Jim Jordan Escalates Fight Over Probe
GOP Representative Jim Jordan attends a House Judiciary Committee hearing on “Oversight of the Department of Justice: Political Interference and Threats to Prosecutorial Independence” on June 24, 2020. This week, Jordan, the panel’s chairman, subpoenaed the Federal Trade Commission demanding access to documents related to the FTC’s probe into Elon Musk’s Twitter purchase.
Susan Walsh/AFP/Getty

In the subpoena, Jordan demands that the FTC provide a slew of documents so the Judiciary Committee can perform oversight of the investigation. Jordan threatened to subpoena the commission last week, when Newsweek reported that he ordered the FTC to provide documents related to its approach to company mergers and acquisitions. He ordered a response by April 10 under the threat of a subpoena. Khan had previously ignored a March 9 deadline for providing the records.

House Republicans have pledged to hold Khan accountable for FTC actions since Christine Wilson, the sole Republican on the commission, announced she would resign because of the Democratic chair’s leadership. Wilson accused Khan of exhibiting an “abuse of power.”

In the subpoena sent to Khan, Jordan said the FTC’s compliance with the Judiciary Committee was “woefully insufficient.”

“Accordingly, the Committee is issuing a subpoena to compel the production of documents necessary to inform our oversight,” the subpoena said.

An FTC spokesman told Newsweek that the commission has offered to brief Jordan’s staff multiple times on nonpublic information about its investigation into Twitter, but the Judiciary Committee hasn’t accepted the FTC’s offer.

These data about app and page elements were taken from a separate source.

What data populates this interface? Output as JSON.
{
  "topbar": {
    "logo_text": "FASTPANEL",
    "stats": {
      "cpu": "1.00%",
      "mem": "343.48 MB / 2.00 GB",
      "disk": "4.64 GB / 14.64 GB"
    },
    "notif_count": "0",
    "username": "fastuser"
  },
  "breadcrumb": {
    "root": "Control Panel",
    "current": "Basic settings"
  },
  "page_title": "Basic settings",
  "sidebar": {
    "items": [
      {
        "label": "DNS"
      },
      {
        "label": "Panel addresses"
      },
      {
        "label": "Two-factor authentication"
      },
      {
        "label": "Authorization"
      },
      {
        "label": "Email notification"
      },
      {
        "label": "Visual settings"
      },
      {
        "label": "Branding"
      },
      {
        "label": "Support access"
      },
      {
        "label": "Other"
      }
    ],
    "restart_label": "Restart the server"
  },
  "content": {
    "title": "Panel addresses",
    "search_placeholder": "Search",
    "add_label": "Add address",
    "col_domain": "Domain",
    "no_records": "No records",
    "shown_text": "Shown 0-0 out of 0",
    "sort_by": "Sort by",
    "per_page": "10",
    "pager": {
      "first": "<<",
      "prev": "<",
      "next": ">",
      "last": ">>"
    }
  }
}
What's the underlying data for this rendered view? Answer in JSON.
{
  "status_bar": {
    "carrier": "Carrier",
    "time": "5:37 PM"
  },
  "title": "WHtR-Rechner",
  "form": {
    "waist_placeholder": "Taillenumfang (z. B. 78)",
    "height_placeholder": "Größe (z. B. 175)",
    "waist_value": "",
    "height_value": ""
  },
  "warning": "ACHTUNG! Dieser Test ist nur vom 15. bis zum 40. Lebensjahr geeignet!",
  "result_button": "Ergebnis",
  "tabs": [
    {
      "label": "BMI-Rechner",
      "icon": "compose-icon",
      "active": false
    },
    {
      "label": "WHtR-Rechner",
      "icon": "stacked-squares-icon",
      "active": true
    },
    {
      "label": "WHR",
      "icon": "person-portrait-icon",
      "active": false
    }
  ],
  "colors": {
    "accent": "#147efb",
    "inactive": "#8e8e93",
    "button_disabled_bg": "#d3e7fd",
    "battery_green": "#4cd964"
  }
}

“The FTC respects the important role of congressional oversight. We have made multiple offers to brief Chairman Jordan’s staff on our investigation into Twitter,” the spokesman, Douglas Farrar, said. “Those are standing offers made prior to this entirely unnecessary subpoena.”

Twitter has been the target of conservatives since the 2020 presidential election, when the social media platform banned users or removed posts that contained disinformation, racism or tweets that violated Twitter’s user agreement. Some conservatives were outraged when the social media platform removed posts.

Shortly after Musk took over the company, he released internal Twitter documents to a group of journalists, who published excerpts from them in tweets, which Musk labeled the “Twitter Files.”

The release was a controversial move, with some charging that they validate Republican claims that social media companies are censoring right-wing users. However, others dispute that claim. NPR reported this past December that internal researchers at Twitter discovered that social media algorithms appear to favor right-wing political content.

Newsweek reached out to Jordan’s office by phone for comment.